That the ordinance is faulty in some particulars is shown by the Chicago papers, and also by the fact that the Commission named is given a great deal of discretion in carrying it out. Thus it requires that all buildings of four stories and more (except those used as private residences) shall he provided with metallic ladders “extending from the sidewalk to the upper stories of such building.” This would indicate the intention to construct tho ladders on the front of the building. But such a plan would he utterly impracticable in some cases, and it is undesirable in all cases where the rear of the building is on a court or alley which can he reached from the street. Not only would the proposed ladders disfigure the front of a handsome building, but almost all buildings to which the ladders should be attached have large, heavy projecting cornices on the sides with street fronts, and the ladders could not bo run over theso in such a way that tho Firemen could use them to gain the roof without great danger. There is also a positive advantage in locating the ladders in the alleys; the alleys are usually from fifteen to twenty feet wide, with high buildings on each side. If one building is burning in such a way that the ladder attached to it cannot be used, the ladder of the building directly opposite can be used to reach the roof or one of the higher stories. This may of itself give the Firemen a commanding position from which to fight the flames. Otherwise, they can draw up some of their own ladders, and throw them across tli© alley from one building to the other, either from the roof or window of corresponding stories, and thus secure a practical bridge over which they can gain access to any part of the burning building they may desire to reach. There are few buildings to which these iron ladders ought to he attached that do not back on alleys or courts.
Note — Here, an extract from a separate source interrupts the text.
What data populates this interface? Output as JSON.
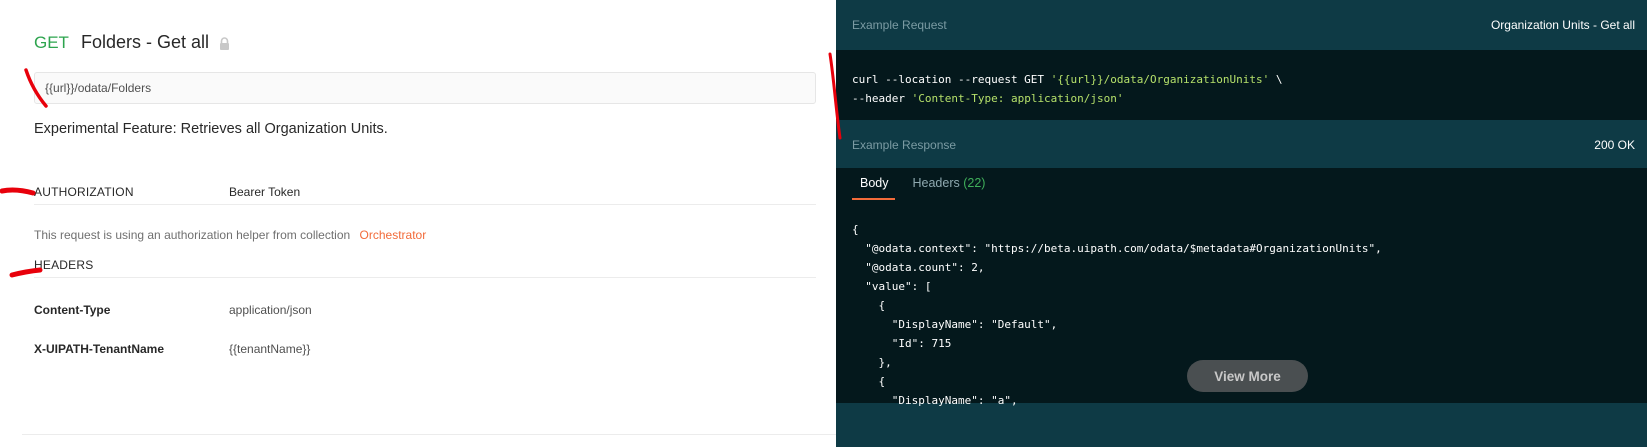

New York neods appliances of this character quite as much .as Chicago. Amid the tall buildings in this city there are hundreds whose roofs could not be reached by the Firemen in case of fire. We are supposed to have ordinances which cover this point, but that they are not enforced is a fact well known to all Firemen. Some day we will lose some fine building for the same reason that the Field & Leiter building was destroyed—because the fire which is consuming it is inaecessable to the Firemen.